I could have swum on Thursday night, but opted to rest again and take a quieter day on Friday. My pilates session showed how hard I’d worked my core on Thursday and gave me a welcome stretch out for my back and shoulders.
Saturday should have been parkrun and I was very sorry to miss the first paced session and seeing my parkrun buddies, but I had other things to deal with in the morning.
Seeing as the weather stayed reasonable in the afternoon, I opted to complete my first official bike to run brick. Kitted up, tyres pumped up, I was soon speeding away on the roads – so much more confident now. At first I thought my friend Al’s advice on making sure my tyres were well inflated was paying off and I even flattered myself that I’d improved a bit as I felt like I was flying. I even tackled a steep hill that had me completely breathless, but still moving.
When I turned back I realised how the wind had been flattering me and now it was in my face, I had to work much harder. Most of the time, I cycled at a comfortable level. Faster than a commute to the shops or a saunter along the coast, but not flat out as fast as my legs would take me. I wanted to leave myself something for the run.
I had a small stop for a slight wardrobe malfunction as I managed to snag my old run tights on my bike frame somehow. And there were a couple of places I had to slow down for traffic lights or walkers on the cycle paths. But I managed just over 15k in 50 minutes.
Back into the house and a slightly longer than planned transistion, as once again I snagged my tights as I was getting off the bike and this time the seam was well and truly ripped. Not wanting to scare the good folks out along the sea front, I dashed upstairs to change into a pair of capris. A five minute transition isn’t really in my triathlon plan. But then again I bet few transitions have three flights of stairs to negotiate.
Suitably dressed, having shed my helmet, jacket and gloves I headed back out for the run. And super triathlete, Lesley was right, it was a lot easier than the first time I tried it. My legs still felt heavy and weird, but not nearly so soft and wibbly.
Once again the pace felt slow compared to the effort. It felt like 5k effort and barely jogging pace. But I told myself to push on, keep going and not to worry. The aim was to complete 5k off the back of a bike session, the time didn’t really matter.
The route is flat and familiar and I piled on, determined just to keep going. As I counted down the kilometres I tried to mount a bit of a push for the last one, but really any increase in speed came down to the last 800m or so. It was so hard. I felt so tired. Like the end of a long run for half marathon training. It was all I could do to keep going to the end, even though I brightened myself up with an attempt at a sprint in the last few yards. I stopped the watch at just under 27 minutes, which is actually a good 5k for me.

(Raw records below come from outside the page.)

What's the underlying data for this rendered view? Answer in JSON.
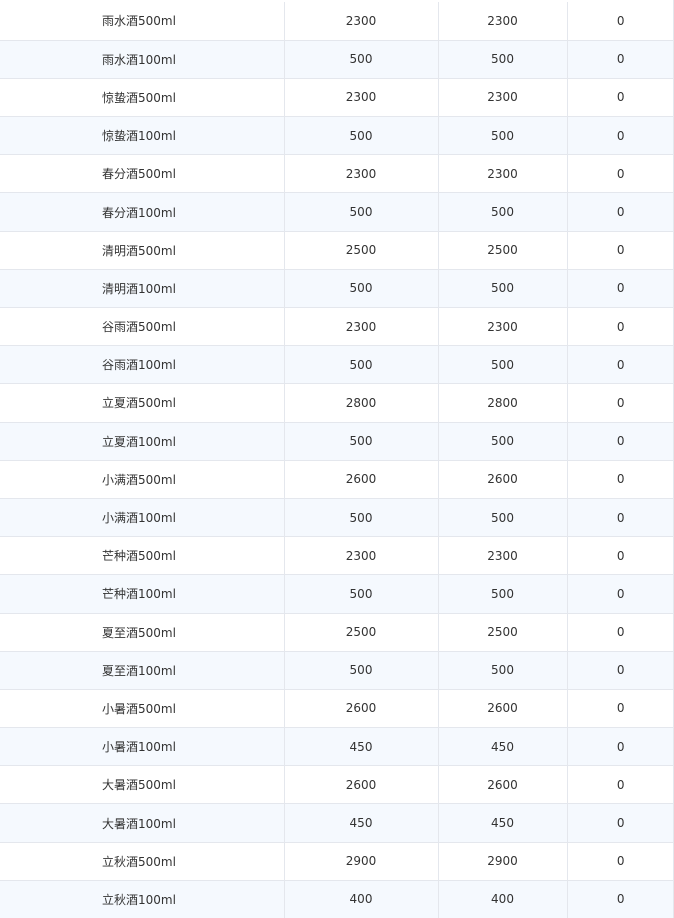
{
  "table": {
    "rows": [
      {
        "name": "雨水酒500ml",
        "a": "2300",
        "b": "2300",
        "c": "0"
      },
      {
        "name": "雨水酒100ml",
        "a": "500",
        "b": "500",
        "c": "0"
      },
      {
        "name": "惊蛰酒500ml",
        "a": "2300",
        "b": "2300",
        "c": "0"
      },
      {
        "name": "惊蛰酒100ml",
        "a": "500",
        "b": "500",
        "c": "0"
      },
      {
        "name": "春分酒500ml",
        "a": "2300",
        "b": "2300",
        "c": "0"
      },
      {
        "name": "春分酒100ml",
        "a": "500",
        "b": "500",
        "c": "0"
      },
      {
        "name": "清明酒500ml",
        "a": "2500",
        "b": "2500",
        "c": "0"
      },
      {
        "name": "清明酒100ml",
        "a": "500",
        "b": "500",
        "c": "0"
      },
      {
        "name": "谷雨酒500ml",
        "a": "2300",
        "b": "2300",
        "c": "0"
      },
      {
        "name": "谷雨酒100ml",
        "a": "500",
        "b": "500",
        "c": "0"
      },
      {
        "name": "立夏酒500ml",
        "a": "2800",
        "b": "2800",
        "c": "0"
      },
      {
        "name": "立夏酒100ml",
        "a": "500",
        "b": "500",
        "c": "0"
      },
      {
        "name": "小满酒500ml",
        "a": "2600",
        "b": "2600",
        "c": "0"
      },
      {
        "name": "小满酒100ml",
        "a": "500",
        "b": "500",
        "c": "0"
      },
      {
        "name": "芒种酒500ml",
        "a": "2300",
        "b": "2300",
        "c": "0"
      },
      {
        "name": "芒种酒100ml",
        "a": "500",
        "b": "500",
        "c": "0"
      },
      {
        "name": "夏至酒500ml",
        "a": "2500",
        "b": "2500",
        "c": "0"
      },
      {
        "name": "夏至酒100ml",
        "a": "500",
        "b": "500",
        "c": "0"
      },
      {
        "name": "小暑酒500ml",
        "a": "2600",
        "b": "2600",
        "c": "0"
      },
      {
        "name": "小暑酒100ml",
        "a": "450",
        "b": "450",
        "c": "0"
      },
      {
        "name": "大暑酒500ml",
        "a": "2600",
        "b": "2600",
        "c": "0"
      },
      {
        "name": "大暑酒100ml",
        "a": "450",
        "b": "450",
        "c": "0"
      },
      {
        "name": "立秋酒500ml",
        "a": "2900",
        "b": "2900",
        "c": "0"
      },
      {
        "name": "立秋酒100ml",
        "a": "400",
        "b": "400",
        "c": "0"
      }
    ]
  },
  "colors": {
    "row_stripe": "#f5f9fe",
    "border": "#e4e7ed",
    "text": "#333333"
  }
}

And now I’m zonked. Properly worn out and weary in a good way with achey legs that want to do no more than sit and relax and watch TV. And an appetite that’s roving the cupboards for good things to eat. Lots of stretching tonight and probably a swim tomorrow to shake things out a bit.
Make no mistake, this triathlon is going to be hard. The endurance needed for three back to back events will mean I have to dig deep by the time I get to the run. But I’m beginning to believe I can do it. And actually, I might really enjoy it.

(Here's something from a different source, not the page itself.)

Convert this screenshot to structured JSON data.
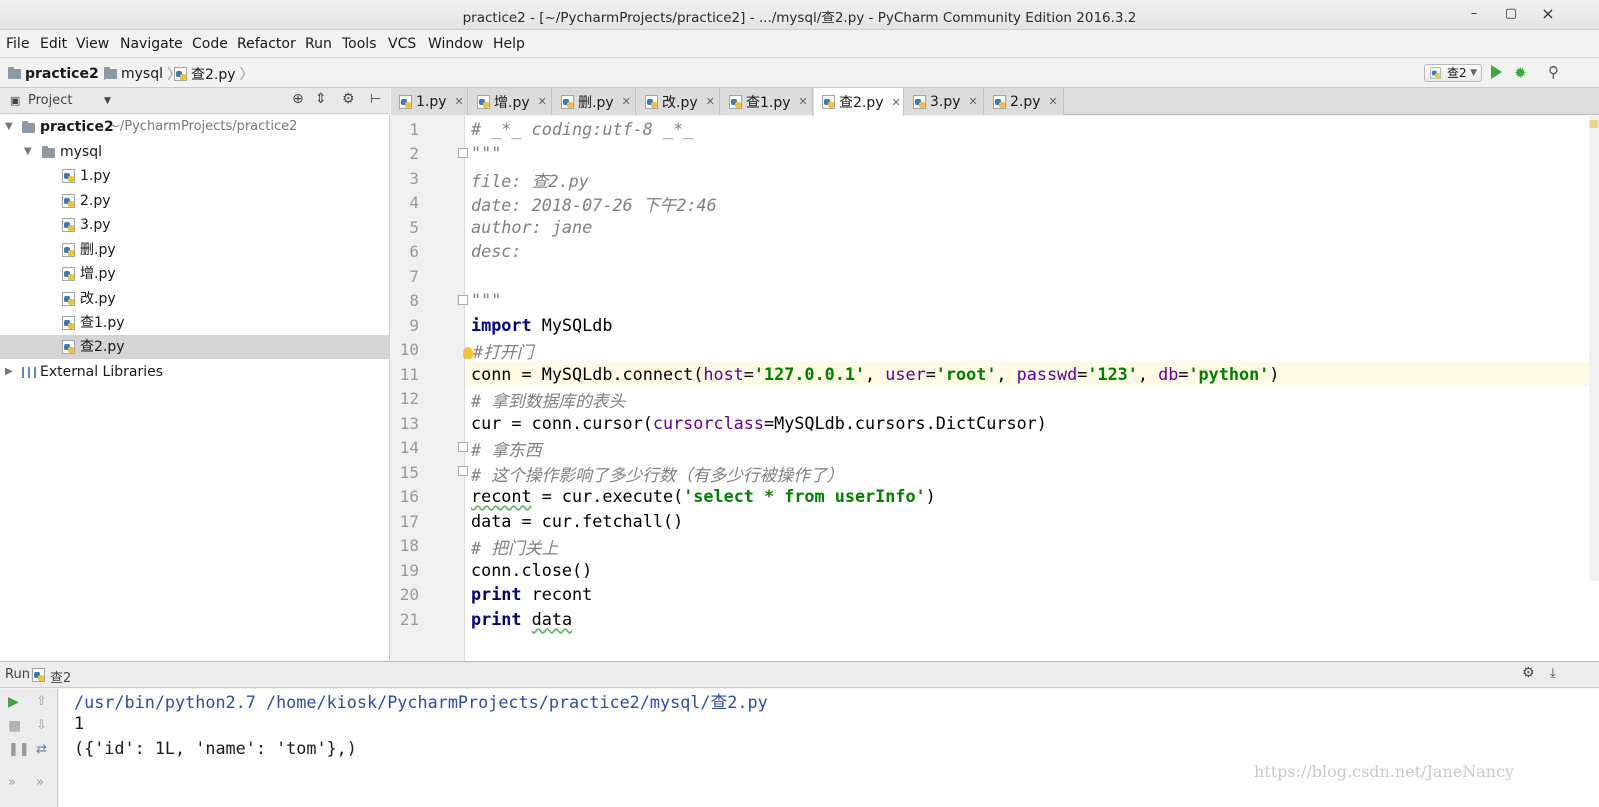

Training this week:
Tues: 8k run
Weds: Spinning class plus 1 mile treadmill run
Thurs: PT session (kettlebell and whole body workout)
Sat: 15k bike/5k run brick session